START Task data
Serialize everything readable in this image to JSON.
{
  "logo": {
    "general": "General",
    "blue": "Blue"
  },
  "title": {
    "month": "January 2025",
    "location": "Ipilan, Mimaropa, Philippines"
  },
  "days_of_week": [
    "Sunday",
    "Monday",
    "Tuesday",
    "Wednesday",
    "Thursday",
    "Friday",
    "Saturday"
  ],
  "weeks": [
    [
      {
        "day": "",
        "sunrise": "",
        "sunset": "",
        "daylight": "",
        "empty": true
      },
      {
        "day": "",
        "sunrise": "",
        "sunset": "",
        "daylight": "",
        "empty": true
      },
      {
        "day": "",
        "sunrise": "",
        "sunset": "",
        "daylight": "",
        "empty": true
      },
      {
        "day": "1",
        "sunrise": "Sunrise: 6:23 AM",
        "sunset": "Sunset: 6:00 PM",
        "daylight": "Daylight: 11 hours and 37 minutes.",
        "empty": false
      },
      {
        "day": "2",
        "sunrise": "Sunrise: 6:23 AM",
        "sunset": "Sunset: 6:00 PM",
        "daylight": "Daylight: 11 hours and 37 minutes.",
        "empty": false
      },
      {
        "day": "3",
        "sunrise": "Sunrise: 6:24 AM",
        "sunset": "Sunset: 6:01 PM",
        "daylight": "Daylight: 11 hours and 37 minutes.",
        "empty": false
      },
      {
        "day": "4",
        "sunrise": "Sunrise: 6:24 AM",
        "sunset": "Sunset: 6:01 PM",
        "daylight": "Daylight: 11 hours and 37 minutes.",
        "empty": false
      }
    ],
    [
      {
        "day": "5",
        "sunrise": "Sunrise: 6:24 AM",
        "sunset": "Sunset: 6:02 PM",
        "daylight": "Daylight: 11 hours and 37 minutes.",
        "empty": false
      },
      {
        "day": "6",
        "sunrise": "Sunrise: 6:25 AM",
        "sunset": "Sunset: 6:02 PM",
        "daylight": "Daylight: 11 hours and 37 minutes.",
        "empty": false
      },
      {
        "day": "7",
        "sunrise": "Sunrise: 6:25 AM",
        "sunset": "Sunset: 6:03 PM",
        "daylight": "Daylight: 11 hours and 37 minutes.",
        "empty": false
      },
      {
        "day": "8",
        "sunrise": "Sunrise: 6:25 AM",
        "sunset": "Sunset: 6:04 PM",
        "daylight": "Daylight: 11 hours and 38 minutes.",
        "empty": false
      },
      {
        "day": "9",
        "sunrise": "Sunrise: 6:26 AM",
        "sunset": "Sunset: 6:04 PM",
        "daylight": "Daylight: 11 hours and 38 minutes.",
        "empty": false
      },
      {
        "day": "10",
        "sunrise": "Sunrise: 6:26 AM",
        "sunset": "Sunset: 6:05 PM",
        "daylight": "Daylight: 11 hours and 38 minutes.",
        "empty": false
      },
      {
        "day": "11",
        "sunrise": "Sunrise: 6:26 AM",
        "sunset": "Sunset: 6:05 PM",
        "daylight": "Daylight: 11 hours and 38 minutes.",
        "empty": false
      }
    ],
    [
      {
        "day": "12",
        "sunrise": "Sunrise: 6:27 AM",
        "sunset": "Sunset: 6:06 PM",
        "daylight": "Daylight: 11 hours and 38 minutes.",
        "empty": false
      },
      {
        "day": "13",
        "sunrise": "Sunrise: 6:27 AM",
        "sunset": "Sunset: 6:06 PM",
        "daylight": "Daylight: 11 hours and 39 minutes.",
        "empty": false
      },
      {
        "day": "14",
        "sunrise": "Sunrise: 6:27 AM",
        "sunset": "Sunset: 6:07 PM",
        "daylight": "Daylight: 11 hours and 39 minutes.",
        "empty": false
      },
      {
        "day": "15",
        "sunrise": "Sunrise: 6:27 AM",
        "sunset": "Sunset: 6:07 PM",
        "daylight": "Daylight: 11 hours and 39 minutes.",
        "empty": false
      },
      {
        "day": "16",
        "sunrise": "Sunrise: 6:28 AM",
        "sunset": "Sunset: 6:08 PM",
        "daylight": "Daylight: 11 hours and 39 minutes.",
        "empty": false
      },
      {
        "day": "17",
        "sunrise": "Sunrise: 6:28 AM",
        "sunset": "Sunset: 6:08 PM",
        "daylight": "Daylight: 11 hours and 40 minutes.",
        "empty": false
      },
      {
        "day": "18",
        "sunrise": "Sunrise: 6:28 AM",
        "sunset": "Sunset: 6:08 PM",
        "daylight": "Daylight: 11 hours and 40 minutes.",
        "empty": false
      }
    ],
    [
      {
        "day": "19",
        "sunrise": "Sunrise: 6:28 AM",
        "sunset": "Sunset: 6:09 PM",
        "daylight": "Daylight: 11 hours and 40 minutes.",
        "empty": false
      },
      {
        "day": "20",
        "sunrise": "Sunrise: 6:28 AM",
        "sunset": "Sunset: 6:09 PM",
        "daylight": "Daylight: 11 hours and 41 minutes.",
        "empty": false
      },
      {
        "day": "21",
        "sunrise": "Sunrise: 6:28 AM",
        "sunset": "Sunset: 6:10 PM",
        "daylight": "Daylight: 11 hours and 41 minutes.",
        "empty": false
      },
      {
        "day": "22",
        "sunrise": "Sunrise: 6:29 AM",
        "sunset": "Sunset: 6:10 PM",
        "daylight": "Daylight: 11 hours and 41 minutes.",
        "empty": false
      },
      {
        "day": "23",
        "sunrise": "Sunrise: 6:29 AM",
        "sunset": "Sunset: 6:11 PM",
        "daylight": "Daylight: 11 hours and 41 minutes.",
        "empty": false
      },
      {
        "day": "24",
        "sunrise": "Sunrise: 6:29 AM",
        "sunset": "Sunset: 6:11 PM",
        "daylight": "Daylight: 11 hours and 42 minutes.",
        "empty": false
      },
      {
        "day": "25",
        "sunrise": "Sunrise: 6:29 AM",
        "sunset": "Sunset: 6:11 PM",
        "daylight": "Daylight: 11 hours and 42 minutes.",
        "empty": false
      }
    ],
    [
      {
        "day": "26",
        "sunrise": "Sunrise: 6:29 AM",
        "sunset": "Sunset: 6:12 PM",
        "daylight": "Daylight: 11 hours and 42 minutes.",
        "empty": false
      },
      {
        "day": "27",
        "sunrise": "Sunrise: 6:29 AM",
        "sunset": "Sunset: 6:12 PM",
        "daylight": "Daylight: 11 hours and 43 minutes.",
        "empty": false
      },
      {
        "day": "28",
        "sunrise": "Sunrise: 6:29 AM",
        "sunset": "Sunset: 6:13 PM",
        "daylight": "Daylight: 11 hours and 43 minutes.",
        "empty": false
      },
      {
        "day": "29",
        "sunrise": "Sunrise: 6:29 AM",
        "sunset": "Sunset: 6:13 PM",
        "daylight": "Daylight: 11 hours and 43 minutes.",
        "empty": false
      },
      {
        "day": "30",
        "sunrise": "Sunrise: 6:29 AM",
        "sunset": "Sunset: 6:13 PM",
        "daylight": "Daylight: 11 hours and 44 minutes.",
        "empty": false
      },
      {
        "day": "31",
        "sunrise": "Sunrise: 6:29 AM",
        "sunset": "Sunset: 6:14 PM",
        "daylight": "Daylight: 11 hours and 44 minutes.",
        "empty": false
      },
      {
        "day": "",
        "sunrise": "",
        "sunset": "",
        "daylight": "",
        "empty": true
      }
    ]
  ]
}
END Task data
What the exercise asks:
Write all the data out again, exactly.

Solved problem:
Serialize everything readable in this image to JSON.
{
  "logo": {
    "general": "General",
    "blue": "Blue"
  },
  "title": {
    "month": "January 2025",
    "location": "Ipilan, Mimaropa, Philippines"
  },
  "days_of_week": [
    "Sunday",
    "Monday",
    "Tuesday",
    "Wednesday",
    "Thursday",
    "Friday",
    "Saturday"
  ],
  "weeks": [
    [
      {
        "day": "",
        "sunrise": "",
        "sunset": "",
        "daylight": "",
        "empty": true
      },
      {
        "day": "",
        "sunrise": "",
        "sunset": "",
        "daylight": "",
        "empty": true
      },
      {
        "day": "",
        "sunrise": "",
        "sunset": "",
        "daylight": "",
        "empty": true
      },
      {
        "day": "1",
        "sunrise": "Sunrise: 6:23 AM",
        "sunset": "Sunset: 6:00 PM",
        "daylight": "Daylight: 11 hours and 37 minutes.",
        "empty": false
      },
      {
        "day": "2",
        "sunrise": "Sunrise: 6:23 AM",
        "sunset": "Sunset: 6:00 PM",
        "daylight": "Daylight: 11 hours and 37 minutes.",
        "empty": false
      },
      {
        "day": "3",
        "sunrise": "Sunrise: 6:24 AM",
        "sunset": "Sunset: 6:01 PM",
        "daylight": "Daylight: 11 hours and 37 minutes.",
        "empty": false
      },
      {
        "day": "4",
        "sunrise": "Sunrise: 6:24 AM",
        "sunset": "Sunset: 6:01 PM",
        "daylight": "Daylight: 11 hours and 37 minutes.",
        "empty": false
      }
    ],
    [
      {
        "day": "5",
        "sunrise": "Sunrise: 6:24 AM",
        "sunset": "Sunset: 6:02 PM",
        "daylight": "Daylight: 11 hours and 37 minutes.",
        "empty": false
      },
      {
        "day": "6",
        "sunrise": "Sunrise: 6:25 AM",
        "sunset": "Sunset: 6:02 PM",
        "daylight": "Daylight: 11 hours and 37 minutes.",
        "empty": false
      },
      {
        "day": "7",
        "sunrise": "Sunrise: 6:25 AM",
        "sunset": "Sunset: 6:03 PM",
        "daylight": "Daylight: 11 hours and 37 minutes.",
        "empty": false
      },
      {
        "day": "8",
        "sunrise": "Sunrise: 6:25 AM",
        "sunset": "Sunset: 6:04 PM",
        "daylight": "Daylight: 11 hours and 38 minutes.",
        "empty": false
      },
      {
        "day": "9",
        "sunrise": "Sunrise: 6:26 AM",
        "sunset": "Sunset: 6:04 PM",
        "daylight": "Daylight: 11 hours and 38 minutes.",
        "empty": false
      },
      {
        "day": "10",
        "sunrise": "Sunrise: 6:26 AM",
        "sunset": "Sunset: 6:05 PM",
        "daylight": "Daylight: 11 hours and 38 minutes.",
        "empty": false
      },
      {
        "day": "11",
        "sunrise": "Sunrise: 6:26 AM",
        "sunset": "Sunset: 6:05 PM",
        "daylight": "Daylight: 11 hours and 38 minutes.",
        "empty": false
      }
    ],
    [
      {
        "day": "12",
        "sunrise": "Sunrise: 6:27 AM",
        "sunset": "Sunset: 6:06 PM",
        "daylight": "Daylight: 11 hours and 38 minutes.",
        "empty": false
      },
      {
        "day": "13",
        "sunrise": "Sunrise: 6:27 AM",
        "sunset": "Sunset: 6:06 PM",
        "daylight": "Daylight: 11 hours and 39 minutes.",
        "empty": false
      },
      {
        "day": "14",
        "sunrise": "Sunrise: 6:27 AM",
        "sunset": "Sunset: 6:07 PM",
        "daylight": "Daylight: 11 hours and 39 minutes.",
        "empty": false
      },
      {
        "day": "15",
        "sunrise": "Sunrise: 6:27 AM",
        "sunset": "Sunset: 6:07 PM",
        "daylight": "Daylight: 11 hours and 39 minutes.",
        "empty": false
      },
      {
        "day": "16",
        "sunrise": "Sunrise: 6:28 AM",
        "sunset": "Sunset: 6:08 PM",
        "daylight": "Daylight: 11 hours and 39 minutes.",
        "empty": false
      },
      {
        "day": "17",
        "sunrise": "Sunrise: 6:28 AM",
        "sunset": "Sunset: 6:08 PM",
        "daylight": "Daylight: 11 hours and 40 minutes.",
        "empty": false
      },
      {
        "day": "18",
        "sunrise": "Sunrise: 6:28 AM",
        "sunset": "Sunset: 6:08 PM",
        "daylight": "Daylight: 11 hours and 40 minutes.",
        "empty": false
      }
    ],
    [
      {
        "day": "19",
        "sunrise": "Sunrise: 6:28 AM",
        "sunset": "Sunset: 6:09 PM",
        "daylight": "Daylight: 11 hours and 40 minutes.",
        "empty": false
      },
      {
        "day": "20",
        "sunrise": "Sunrise: 6:28 AM",
        "sunset": "Sunset: 6:09 PM",
        "daylight": "Daylight: 11 hours and 41 minutes.",
        "empty": false
      },
      {
        "day": "21",
        "sunrise": "Sunrise: 6:28 AM",
        "sunset": "Sunset: 6:10 PM",
        "daylight": "Daylight: 11 hours and 41 minutes.",
        "empty": false
      },
      {
        "day": "22",
        "sunrise": "Sunrise: 6:29 AM",
        "sunset": "Sunset: 6:10 PM",
        "daylight": "Daylight: 11 hours and 41 minutes.",
        "empty": false
      },
      {
        "day": "23",
        "sunrise": "Sunrise: 6:29 AM",
        "sunset": "Sunset: 6:11 PM",
        "daylight": "Daylight: 11 hours and 41 minutes.",
        "empty": false
      },
      {
        "day": "24",
        "sunrise": "Sunrise: 6:29 AM",
        "sunset": "Sunset: 6:11 PM",
        "daylight": "Daylight: 11 hours and 42 minutes.",
        "empty": false
      },
      {
        "day": "25",
        "sunrise": "Sunrise: 6:29 AM",
        "sunset": "Sunset: 6:11 PM",
        "daylight": "Daylight: 11 hours and 42 minutes.",
        "empty": false
      }
    ],
    [
      {
        "day": "26",
        "sunrise": "Sunrise: 6:29 AM",
        "sunset": "Sunset: 6:12 PM",
        "daylight": "Daylight: 11 hours and 42 minutes.",
        "empty": false
      },
      {
        "day": "27",
        "sunrise": "Sunrise: 6:29 AM",
        "sunset": "Sunset: 6:12 PM",
        "daylight": "Daylight: 11 hours and 43 minutes.",
        "empty": false
      },
      {
        "day": "28",
        "sunrise": "Sunrise: 6:29 AM",
        "sunset": "Sunset: 6:13 PM",
        "daylight": "Daylight: 11 hours and 43 minutes.",
        "empty": false
      },
      {
        "day": "29",
        "sunrise": "Sunrise: 6:29 AM",
        "sunset": "Sunset: 6:13 PM",
        "daylight": "Daylight: 11 hours and 43 minutes.",
        "empty": false
      },
      {
        "day": "30",
        "sunrise": "Sunrise: 6:29 AM",
        "sunset": "Sunset: 6:13 PM",
        "daylight": "Daylight: 11 hours and 44 minutes.",
        "empty": false
      },
      {
        "day": "31",
        "sunrise": "Sunrise: 6:29 AM",
        "sunset": "Sunset: 6:14 PM",
        "daylight": "Daylight: 11 hours and 44 minutes.",
        "empty": false
      },
      {
        "day": "",
        "sunrise": "",
        "sunset": "",
        "daylight": "",
        "empty": true
      }
    ]
  ]
}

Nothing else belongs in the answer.